Before we move on to some mask and alpha channel exercises, let's discuss alpha channels and the channels palette. (Continued below...)
The contents of the Graphics Software site are copyright © Sue Chastain and About.com. These pages may be printed for personal reference, but they may not be distributed or republished for any purpose without prior written permission. Please see the About.com User Agreement for more information.
Anytime you think you may need to reuse a selection, you can save it permanently in an Alpha Channel. To do this, make a selection, choose Select > Save Selection and a dialog box will appear.
By default the selection will be saved with the current document, but you can pull down the menu to make a new document from the selection. In most cases you will save the selection with the current document. In the Name field, you'll want to type a name for your selection so you can identify it when it's time to reload the selection.
The Operator options would be available if your document already contained an Alpha channel. You can add, subtract and intersect the selection with an existing alpha channel. Or, as usual, you can create a new channel.

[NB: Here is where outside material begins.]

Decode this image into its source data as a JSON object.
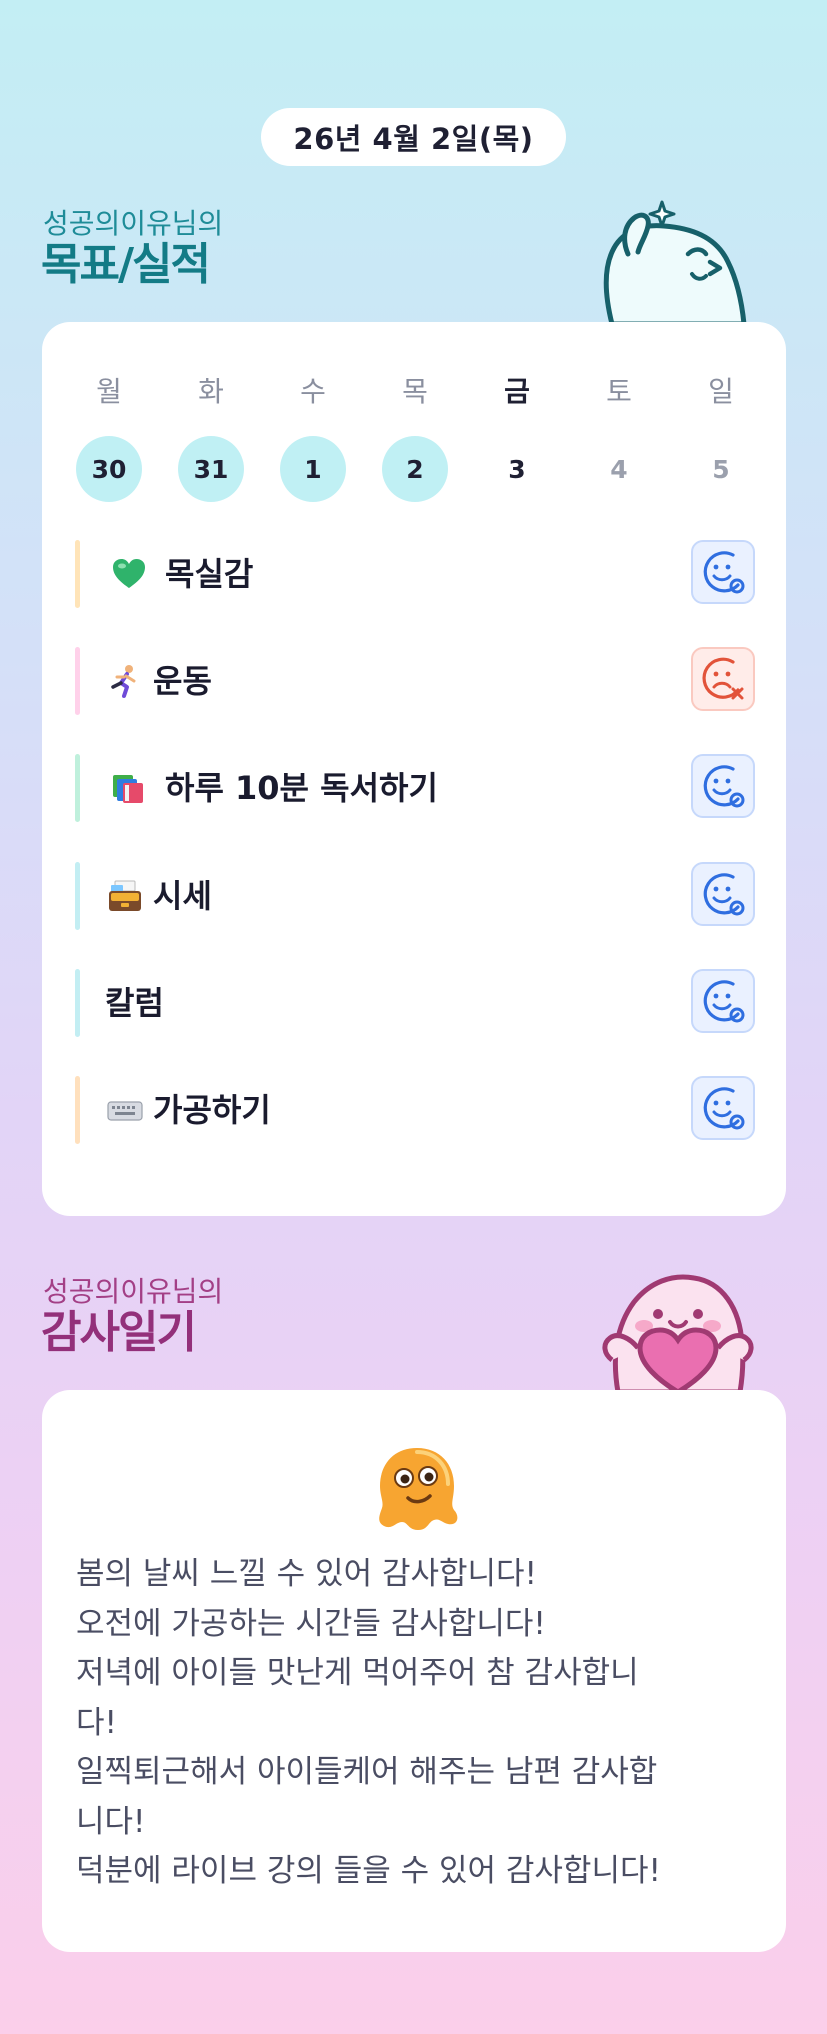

An image can contain up to 24 channels, including all color channels. These alpha channels are saved even when you close and reopen an image, but only when the image is saved in a format the supports it. These include Photoshop's native format (PSD), PDF (Photoshop 6.0 only), PICT, TIFF, and RAW.
Your saved selections appear in the channels palette. To load a saved selection, you would choose Select > Load Selection (but I bet you knew that!). If your document contains more than one alpha channel you would choose the one you want from the Channel drop down menu. You can also invert the selection as you load it. If you had an existing selection already made you can use the Operation options to add, subtract, or intersect the selection. Otherwise, New will be the only available operation.
You can also work with saved selections via the channels palette. Take a minute to save a few selections so you can follow along while we discuss the channel palette. To view a channel as grayscale, just click on it in the channel palette. To view the selection as an overlay with the composite image still visible, click the eyeball next to RGB and the eyeball next to the thumbnail of the channel you want to see as an overlay.
When a channel is selected in the channels palette, any editing you perform is applied only to the channel, just as if you were in Quick Mask mode. Double clicking on the channel brings up its options and allows you to rename a channel. To the far right of the thumbnail, you'll see the keyboard shortcuts for selecting specific channels. It's handy to remember Ctrl-~/Command-~ to select the RGB composite image.
You'll also notice a row of buttons along the bottom of the channels palette. These buttons allow you to load a channel as a selection, save a selection as a channel, create a new empty channel, and delete a channel. If you want a dialog box to appear so that you can name the selection when you use the button method of saving a selection, hold down the Alt/Option key when you click on the button. To create a new alpha channel based on an existing channel, drag one of the channels to the create channel button. A duplicate channel will appear which you can edit. Again, hold down Alt/Option for a dialog box. To delete a channel, drag and drop it onto the far right button with the trash can icon.